The first Freighter, which was assembled in Everett, will carry out its flight-test programme from Boeing Field in Seattle. "The airplane will take off out of Paine Field, go up and down the Olympics several times around Mt Rainier for some great beauty shots and into Boeing Field. All the rest of the take-offs and landings will be in and out of Boeing Field," says Darcy-Henneman of the 777F's first flight.

Boeing's record 2007 year for orders saw its 777 backlog grow by 143. Nearly 70% of those orders were for the 777-300ER. The market success of the longer-range 777 has been significant for Boeing.

Airbus, by comparison had a net loss in 2007 for its direct 777 competitor, the four-engined A340. The 777-300ER and 777-200LR have decimated A340-600 and A340-500 sales considerably. Yet, a closer look at the order battle shows that Boeing is in the midst of its first real challenge to its 777 market supremacy with the development of the largely composite Airbus A350 XWB.

Airbus markets its A350 XWB against the 787, yet of the performance and capacity of the three variants offered, only one, the A350-800, competes directly with the 787-9. The two larger A350s, the A350-900 and A350-1000, take on the 777-200ER and 300ER at 314 and 350 seats respectively in a three-class configuration. Boeing has been reluctant to commit to its next steps for the 777, opting for the incremental product improvement packages rather than launch a more expansive upgrade on a next-generation 777 or a even go so far as clean-sheet design to replace the 777 altogether.

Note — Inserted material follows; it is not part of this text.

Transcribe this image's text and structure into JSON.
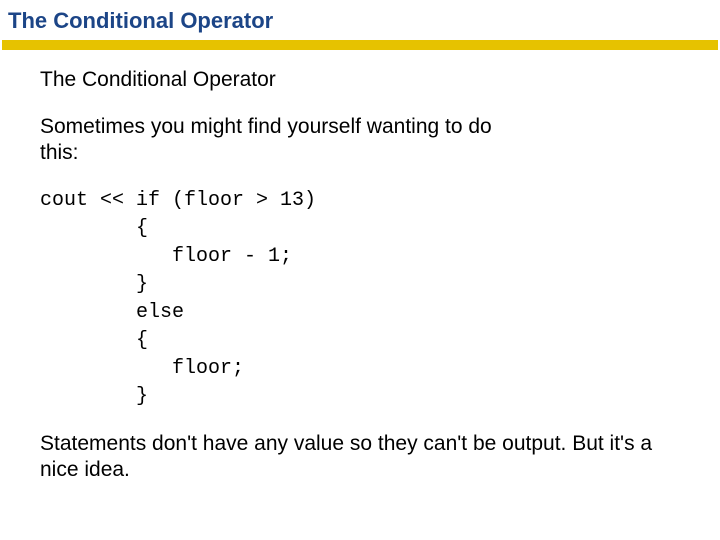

The reluctance comes from two equally important sources. First, the longer-range 777s have enjoyed significant sales success with the 777 order total growing over 50% in just the last three years. Orders now top the 1,000 mark and many airlines continue to use the 777-300ER to retire older aircraft. Boeing simply has to ask itself the question, "Why phase out a hot-selling product?"

The second reason originates with the 777's new chief competitor. Airbus's challenges to the 777, the -900 and -1000 A350 variants, lack formal definition and design freeze for the first A350 variant, the -900, is not expected until later this year. The -1000, the third A350 to be introduced, touts a range of 14,800km and a capacity of greater than 350 seats. It challenges the 777-300ER head on. To date, only two airlines, Emirates and Qatar Airways, have ordered the A350-1000. Both are current operators of 777-300ERs.

More strikingly, the A350-900 has effectively attacked Boeing's 777-200ER. Only 11 of the 143 777 orders in 2007 were for the 777-200ER. In contrast, the A350-900 received 118 gross orders in 2007. Airbus claims the A350-900 will offer a 25% improvement in cash operating costs and a 30% improvement in block fuel per seats over Boeing's 777-200ER.

Before answering the question about how to respond to the market threat to the 777-300ER, Boeing must first determine how to react to its loss of market share in the long-range 300-seat segment.

787 Questions

Boeing has long envisaged its response to the A350-900 as the 310-seat 787-10, which lacks definition and is still being studied. Questions remain for the airframer as to whether the double-stretch 787-10 would be able to deliver operating benefits similar to the 787-8 and 787-9 without being "a stretch too far". Boeing Commercial Airplanes president Scott Carson says a decision on the 787-10 will be made within "a couple of years".

On the flipside, if the 787-10 is abandoned in favour of a 777 replacement late in the next decade, the success of the 777-300ER could serve as the anchor of a new long-range twin-engine offering. A three-aircraft family could adequately replace the 777-200ER, 777-300ER and fill the gap between the upper end of the 777-300ER's current capacity and the 747-8i at 467 seats. Rather than a double stretch of the 787 Dreamliner to accommodate 315 seats, a 777 replacement could be a single shrink or stretch to meet the demand of bridging the gap between the 787 and 747-8i offerings.

Once the performance capabilities of the A350 become clearer, the improvement in operating cost and overall efficiency gains will dictate the future of the 777 product line. Until this happens, the 777 will continue in its current form and Carson underscores that "we've got some time" to make decisions.


Source: Flight International